◆ WHAT YOU HAVE TO DO:
Top to bottom, output the entries that follow exactly.

[Stored items]
# # # # #
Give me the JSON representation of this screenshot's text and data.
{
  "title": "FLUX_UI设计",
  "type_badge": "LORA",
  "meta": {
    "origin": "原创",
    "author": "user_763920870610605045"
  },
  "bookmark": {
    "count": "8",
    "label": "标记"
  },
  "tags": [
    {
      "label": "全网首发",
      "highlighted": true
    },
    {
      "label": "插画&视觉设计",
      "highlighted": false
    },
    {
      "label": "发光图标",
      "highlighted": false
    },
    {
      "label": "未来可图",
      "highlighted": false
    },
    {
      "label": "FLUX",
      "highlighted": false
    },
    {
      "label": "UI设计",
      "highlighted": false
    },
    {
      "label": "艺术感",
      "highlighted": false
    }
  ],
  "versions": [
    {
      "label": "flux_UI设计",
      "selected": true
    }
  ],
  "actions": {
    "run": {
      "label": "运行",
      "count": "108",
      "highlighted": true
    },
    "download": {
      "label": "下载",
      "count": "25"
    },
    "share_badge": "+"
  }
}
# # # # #
◆ SOLUTION TO THE EXERCISE:
Give me the JSON representation of this screenshot's text and data.
{
  "title": "FLUX_UI设计",
  "type_badge": "LORA",
  "meta": {
    "origin": "原创",
    "author": "user_763920870610605045"
  },
  "bookmark": {
    "count": "8",
    "label": "标记"
  },
  "tags": [
    {
      "label": "全网首发",
      "highlighted": true
    },
    {
      "label": "插画&视觉设计",
      "highlighted": false
    },
    {
      "label": "发光图标",
      "highlighted": false
    },
    {
      "label": "未来可图",
      "highlighted": false
    },
    {
      "label": "FLUX",
      "highlighted": false
    },
    {
      "label": "UI设计",
      "highlighted": false
    },
    {
      "label": "艺术感",
      "highlighted": false
    }
  ],
  "versions": [
    {
      "label": "flux_UI设计",
      "selected": true
    }
  ],
  "actions": {
    "run": {
      "label": "运行",
      "count": "108",
      "highlighted": true
    },
    "download": {
      "label": "下载",
      "count": "25"
    },
    "share_badge": "+"
  }
}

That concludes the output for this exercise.